In their hands
Given the nature of the Commissioner's work, most of the FOI requests referred to in this report relate to cases where the requester has had an initial request refused by a public authority, and they have subsequently had to make an application to the Commissioner.
It is important to remember, however, that this is the exception, rather than the rule, and that the overwhelming majority of requests are answered first time, through the provision of information.
Only a small proportion of requests are referred to the Commissioner. The Commissioner is a safeguard, ruling on cases where the requester doesn't think the authority has dealt with their request appropriately. Most people who use FOI, however, receive the information they are looking for without any fuss - information which is then used to answer questions, resolve problems, and help people get to the heart of the issues that matter to them.
These pages detail a small number of these 'typical' FOI experiences.
The Learning Disability Alliance Scotland has been actively using its FOI rights for the past four years, gathering information on a range of topics to help it highlight the concerns of some of Scotland's most vulnerable people.
The Alliance, a coalition of organisations that support people with learning disabilities, was aware anecdotally that some people with learning disabilities were being inappropriately housed in care homes for the elderly – places that will often lack the specific skills or resources required to meet their particular needs.
It decided to conduct its own research on this issue, using FOI to gather data from public authorities to examine the true extent of the problem. The Alliance's subsequent report, "Stuck" highlighted that over 800 people in Scotland with learning disabilities are being housed in this way. The research also found that over 300 of these people were aged under 65 – and some as young as 19 – while the average age of care home residents was approximately 85 years.
The Alliance has subsequently used the report to bring their concerns to the attention of a wide range of stakeholders, including local authorities, the Scottish Government, and the Care Commission. The group's campaign to end the practice of housing people with learning disabilities in care homes for the elderly continues.
To hear members of the Learning Disability Alliance Scotland talk about their experiences using FOI, click on the video above.
Campaigning for change
The A82 Partnership is an informal group of community members, local businesses, individuals and others, campaigning for the upgrading of the A82. The road is the main route connecting the West Highlands to the central belt, and is described by the group as the 'economic and social lifeline of the west of Scotland'.
The group were aware from personal experience that the road was frequently closed, causing significant disruption to those who rely on it. What they lacked, however, was factual information to support their case, and provide hard evidence of this disruption. That was where FOI came in.
Using their FOI rights, the group were able to discover that the A82 was closed at some point in one day out of every three, illustrating the negative impact on the individuals and businesses that rely on it.

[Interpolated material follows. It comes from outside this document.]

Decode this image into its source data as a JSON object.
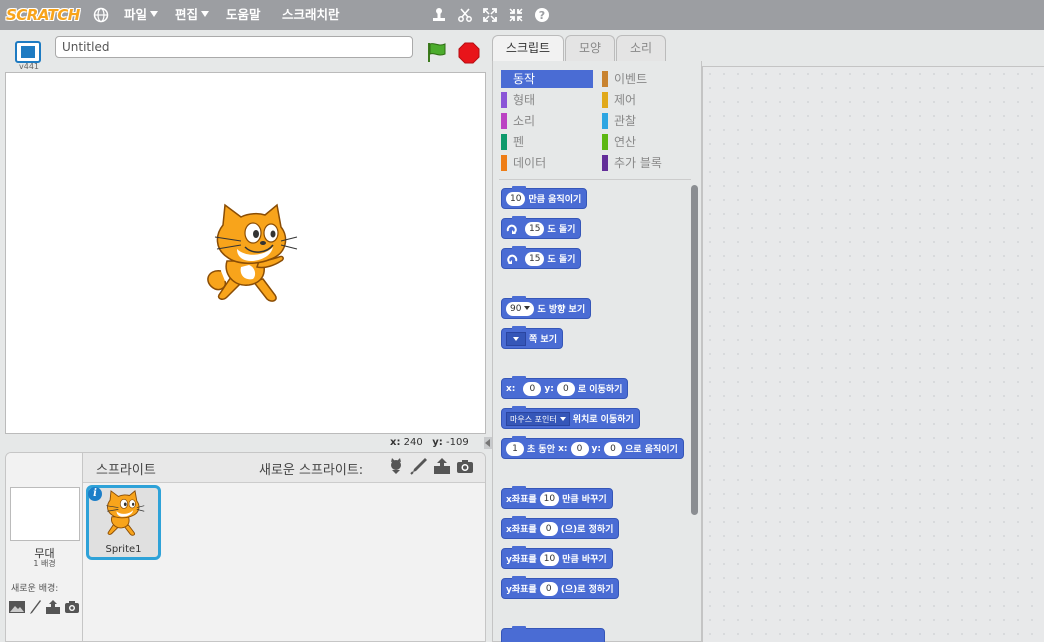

The group found FOI easy to use, and were able to quickly access relevant, comprehensive and accurate information. This information has subsequently been put to use in their lobbying and campaign activity, and has been presented by the group to Scottish Government.
The group have since gone on to have a number of successes, including having the road included in the list of transport projects to which the Government is committed in coming years.
To hear Stuart Murphy of the A82 Partnership talk about his experiences, click on the video above.
Alan Simpson made use of FOI following damage to his car, as a result of potholes on a council-maintained road. When he lodged a complaint with his local Council, he was informed that the road had recently been inspected, but that no defects had been found, and that no other complaints or claims in relation to the road in question had been received. The council informed him that it could not, therefore, be held responsible.
Alan questioned this response, and submitted an FOI request for details of inspections undertaken on the road. A response was received quickly, revealing that an inspection had, in fact, been carried out just prior to Alan's incident. This inspection had highlighted significant defects. In addition, the response to Alan's request also revealed that six reports of potholes on the road had been received by other members of the public in the weeks leading up to Alan's incident.
Alan used this information to challenge the Council's refusal to accept liability, and the Council subsequently reversed its decision.
It has since reimbursed Alan in full for the damage to his car.
The trade union UNISONScotland has used FOI regularly since the Act came into force in 2005, conducting, amongst other things, an annual survey of the number of assaults on workers across the public sector.
UNISONScotland's aim in undertaking this survey is to raise awareness of this issue and identify best practice, so that lessons can be learned across the public sector to help reduce the number of violent incidents against staff.
The responses to the survey identified some key gaps where information was not being collected but, in UNISONScotland's view, should be. Through publication of the study in October 2010, the union promoted the need for both systematic data collection about incidents and better reporting.
Dave Watson of UNISONScotland, who conducted the survey, is enthusiastic about the use of FOI as a research tool.
"It can be used to get a picture that isn't available any other way. The beauty of the process is that you can ask a consistent range of questions and get back consistent responses."